Just about every definition of a true friend involves someone “who is there for you no matter what.” Heartbroken? True friends are supposed to stay up with you to reassure you that *insert name of guy or girl here* is missing out, and that you’re much too pretty/handsome/special to stay single for long.
Determined to get that #Boracaybod (perhaps to make *insert name of guy or girl here* see exactly what they’re missing)? True friends should support you by helping you find the right gym, the right diet, and in some cases, flailing about in the umpteenth CrossFit session with you.
We could go on and on about the lengths that true friends go to for the ones they love, but let’s talk about the darker side of that equation: friends who take advantage of your willingness to do the same thing, especially financially.

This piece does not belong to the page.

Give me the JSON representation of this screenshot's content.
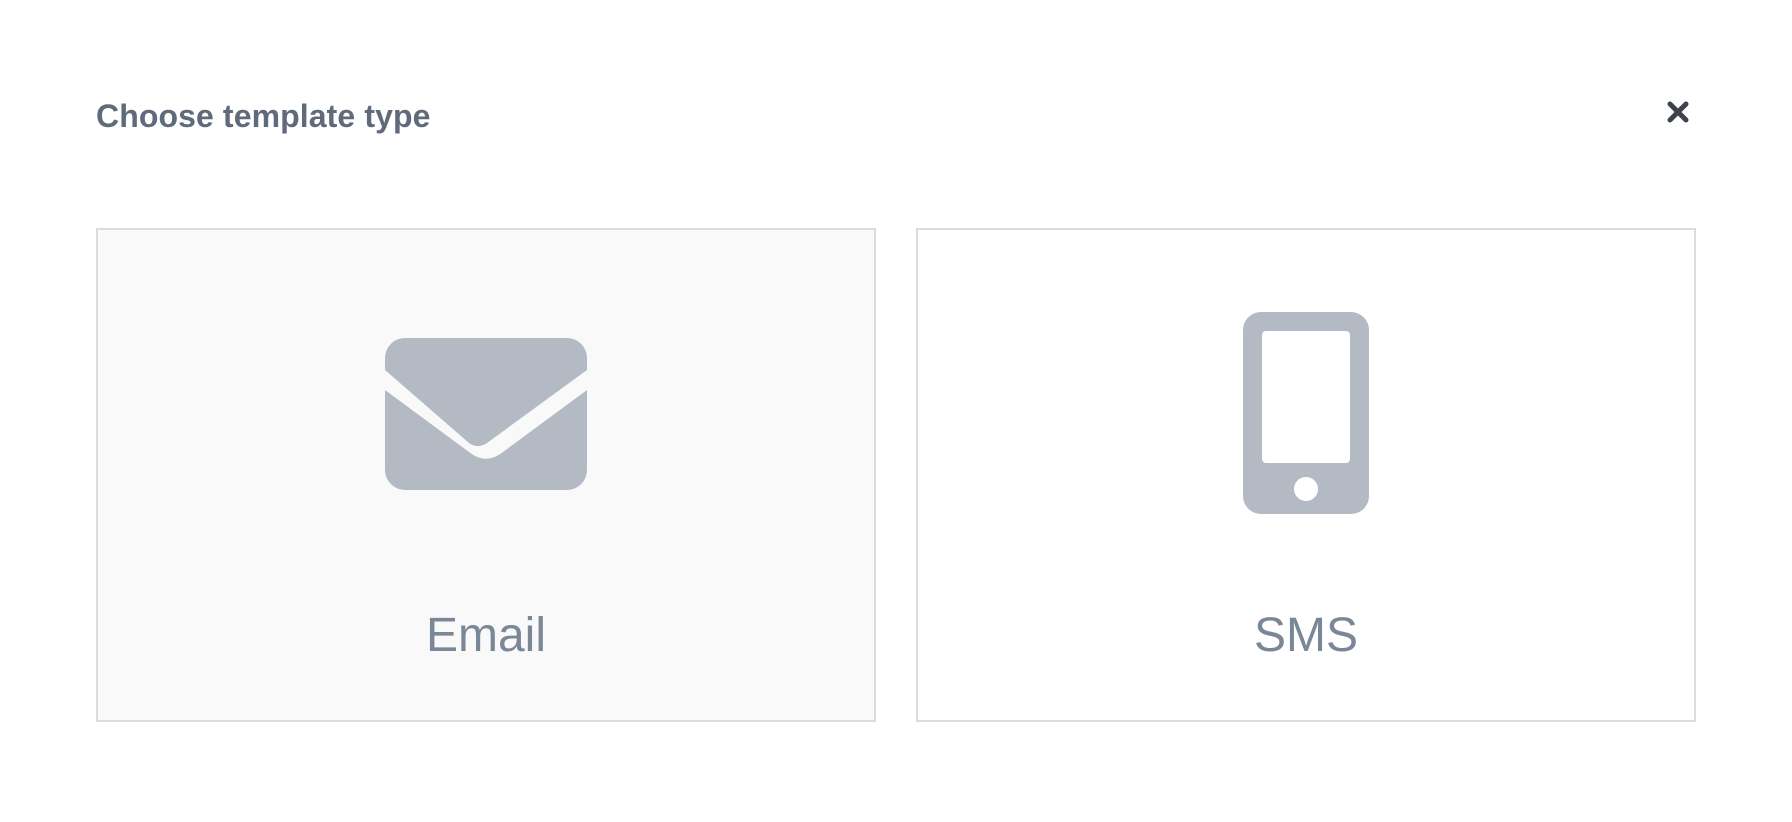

Mind you, these people aren’t necessarily bad friends. You might enjoy their lively company and they may even have demonstrated a fierce loyalty to you on more than one occasion. It’s just that you’ve also felt a lot like their personal ATM at times, and that’s not good for either of you.
However, dealing with a dear friend who occasionally capitalizes on your having more money than them can be a bit tricky, especially if you want to keep your friendship intact. That said, let’s take a look at the most common types of freeloading friends and how to handle them:
1. The Borrower.
It’s not really unusual for people, especially those who are just starting out, to be short on cash.
Quite a few of our friends probably borrow money to tide them over in times of financial trouble. Since we all want to be a good friend, we usually agree to this, even if it might sometimes mean compromising our own budgets. (Plus, it’s pretty hard to resist when a friend says things like “My pay still hasn’t arrived and they’ll cut off my electricity if I don’t settle my bill today.” Cue your “Sure, I’ll lend you money.”)
It’s fine to help a brother or sister out, but if they seem to abusing your generosity (or worse, if their money problems are largely rooted in their own bad habits), you need to politely decline.
How? You can either just say that you can’t (and then resist the urge to explain yourself), or you can divert the conversation to something else, such as the cause of their monetary woes (“I’m a little worried that you seem to be short on cash these days. Is something wrong?”).
The latter’s especially effective since it will either dissuade them from prodding you further or it could open up a constructive dialogue where you could give your friend advice on how to better manage their finances.
2. The Free-Rider.
No, we’re not talking about a rap star (Come on, s/he could be Flo-Rida’s cousin or something), but the type of friend who crashes at your place and mooches off your food, electricity, and water for days or even weeks at a time.
In some cases, this person might even be a family member. You know the kind. They tell you that they need a place to stay in Australia while they figure things out and apply for a visa. That’s all well and good, but this arrangement can get old real quick when they don’t seem to be in a rush to get off your couch or contribute to household expenses.
This is one case where preventive measures can spare you from a lot of trouble down the line. When the Free-Rider comes calling to ask about a place to stay, institute a deadline. You can either ask “For how long?” when they ask about staying at your place or you can drop hints about how long they can stay (e.g., “Okay, but I’ll be cleaning out the house in two weeks, and I’ll need you to stay elsewhere by then. You understand, right?”).
3. The Artful Dodger.
Here’s the scenario: you’re out to dinner with friends and then the bill arrives. Just as everyone’s digging into their wallets to pay for their share, the artful dodger either conveniently goes to the restroom (and doesn’t come back until after the bill has been paid) or explains that s/he somehow “forgot” to bring their wallet with them.
There are usually two reasons for this happening: one is that your friend can’t really afford to eat at the places you guys meet up at (and is too embarrassed to say anything about it) or s/he’s simply doing it until someone notices (and even then, would be too embarrassed to say anything about it).
In the former’s case, you can gently nudge your friend towards meeting at a place that’s friendlier to their budget (e.g., “Let’s meet for lunch. How about you pick where?”).
If it’s the latter, you can either refrain from inviting the said friend out for a while (hopefully, they’ll get the hint) or you can mention that it’s their turn to treat (“Since I paid for lunch last week, can you get the tab this time?”). If they refuse without a valid reason, feel free to cancel on them to reinforce the point. (“You can’t? Okay, let’s hang out some other time.”)
There’s nothing wrong with helping a friend out, or in being the friend who needs help. And yes, a truly good friend won’t leave you in the dust in times of need, but it’s not their responsibility to provide you with a good life either.
As adults, we all have our fair share of work, bills, more bills, and a myriad other responsibilities and while your friends might be counted upon to lessen the load from time to time, the one person you should ultimately count on is yourself.